Lady Bertram is Fanny’s aunt, Mrs. Norris’s sister, and the mother of the Bertram children. Lady Bertram, who was known as quite a beauty in her youth, received her title through her advantageous marriage to Sir Thomas. Lady Bertram is a sluggish, un-emotive, reclusive woman, slow to follow conversations and generally found on her sofa. She often seems more interested in the behavior of her beloved pug than the lives of her four children. Lady Bertram rarely voices strong opinions, but often her hesitancy to leave the drawing room forces Fanny to forgo social events in order to provide her with company.
The timeline below shows where the character Lady Bertram appears in Mansfield Park. The colored dots and icons indicate which themes are associated with that appearance.

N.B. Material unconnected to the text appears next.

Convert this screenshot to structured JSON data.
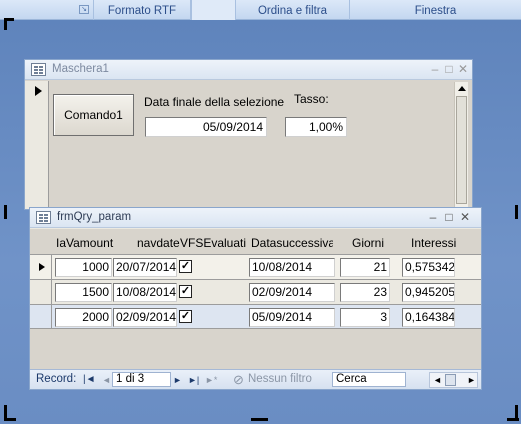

...the “good luck” to marry Sir Thomas Bertram, thus enjoying a large income and becoming Lady Bertram. Another sister became Mrs. Norris when she married Reverend Mr. Norris, who earned only a... (full context)
...air. Sir Thomas attempts to make her comfortable, but his stoic manner prevents his success. Lady Bertram, meanwhile, makes no effort to do so, but her smile and calmness appeal to Fanny. (full context)
...dead, Sir Thomas expects that Mrs. Norris will take Fanny into her household, desiring company. Lady Bertram, hearing Sir Thomas’s musings, tells Fanny. Fanny finds the idea very distressing, and discusses it... (full context)
...out their faults. She learns that Dr. Grant is an indulgent eater, which satisfies her. Lady Bertram feels threatened that Mrs. Grant, who is not especially beautiful, has married so well. (full context)
...The Mansfield residents fill them in about the Sotherton plans. Mrs. Rushworth tries to convince Lady Bertram to come, and though Lady Bertram consistently rejects the invitation, she does so in such... (full context)
...steps in, and tells Mrs. Rushworth that the exhaustion of traveling would be overwhelming for Lady Bertram. She tells her that Lady Bertram will stay home and that Fanny will keep her... (full context)
Ultimately, Edmund does not have to stay home, because Mrs. Grant offers to keep Lady Bertram company instead. Everyone is thrilled with this plan, and Mrs. Norris claims to have been... (full context)
...merry, happily telling stories of his travels and greeting Mr. Rushworth with a firm handshake. Lady Bertram is very happy to see her husband despite her sluggishness, while Mrs. Norris is upset... (full context)
...Edmund and Henry walk into the drawing room to find Fanny reading Shakespeare aloud to Lady Bertram. Henry takes up the book and begins to read, impressing Fanny, despite herself, with his... (full context)